• _What is required_: All lines in the material with the string "value" should be listed.

• _Records_:
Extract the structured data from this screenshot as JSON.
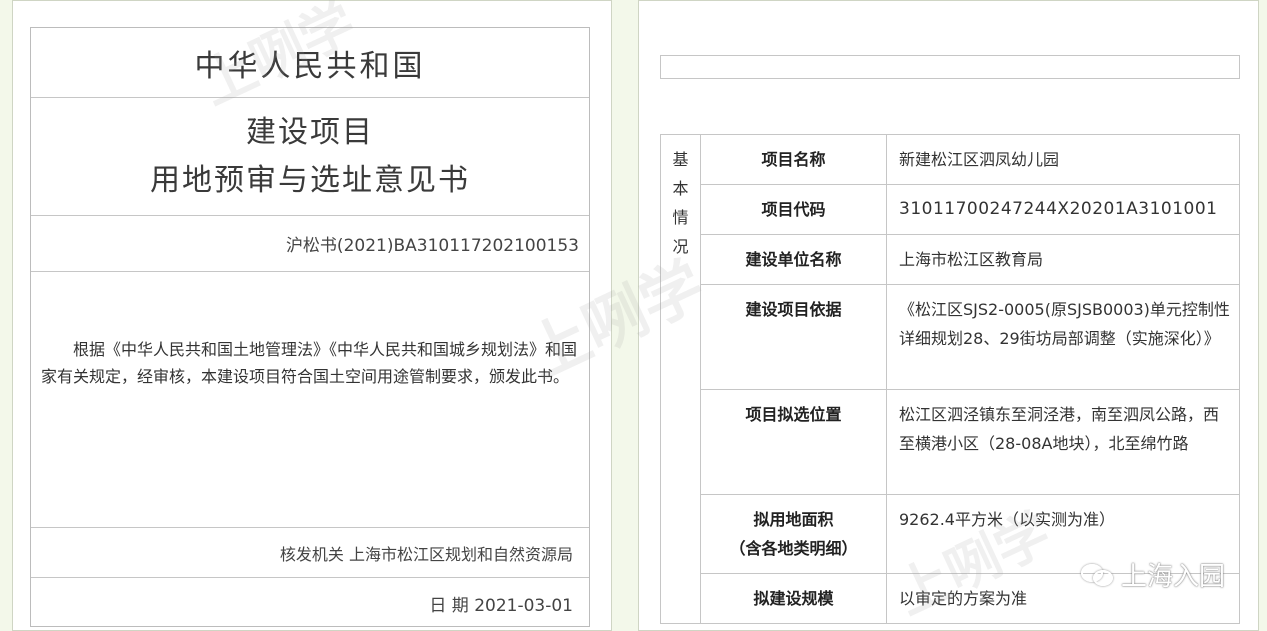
{
  "left": {
    "country": "中华人民共和国",
    "title_line1": "建设项目",
    "title_line2": "用地预审与选址意见书",
    "doc_number": "沪松书(2021)BA310117202100153",
    "body_text": "根据《中华人民共和国土地管理法》《中华人民共和国城乡规划法》和国家有关规定，经审核，本建设项目符合国土空间用途管制要求，颁发此书。",
    "issuer": "核发机关 上海市松江区规划和自然资源局",
    "date": "日  期 2021-03-01"
  },
  "right": {
    "category": "基本情况",
    "rows": [
      {
        "label": "项目名称",
        "value": "新建松江区泗凤幼儿园"
      },
      {
        "label": "项目代码",
        "value": "31011700247244X20201A3101001"
      },
      {
        "label": "建设单位名称",
        "value": "上海市松江区教育局"
      },
      {
        "label": "建设项目依据",
        "value": "《松江区SJS2-0005(原SJSB0003)单元控制性详细规划28、29街坊局部调整（实施深化）》"
      },
      {
        "label": "项目拟选位置",
        "value": "松江区泗泾镇东至洞泾港，南至泗凤公路，西至横港小区（28-08A地块），北至绵竹路"
      },
      {
        "label": "拟用地面积（含各地类明细）",
        "label_line1": "拟用地面积",
        "label_line2": "（含各地类明细）",
        "value": "9262.4平方米（以实测为准）"
      },
      {
        "label": "拟建设规模",
        "value": "以审定的方案为准"
      }
    ]
  },
  "watermark": {
    "text": "上咧学"
  },
  "wechat_badge": {
    "text": "上海入园",
    "icon": "wechat-icon"
  }
}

• _Solved problem_:
        "value": "新建松江区泗凤幼儿园"
        "value": "31011700247244X20201A3101001"
        "value": "上海市松江区教育局"
        "value": "《松江区SJS2-0005(原SJSB0003)单元控制性详细规划28、29街坊局部调整（实施深化）》"
        "value": "松江区泗泾镇东至洞泾港，南至泗凤公路，西至横港小区（28-08A地块），北至绵竹路"
        "value": "9262.4平方米（以实测为准）"
        "value": "以审定的方案为准"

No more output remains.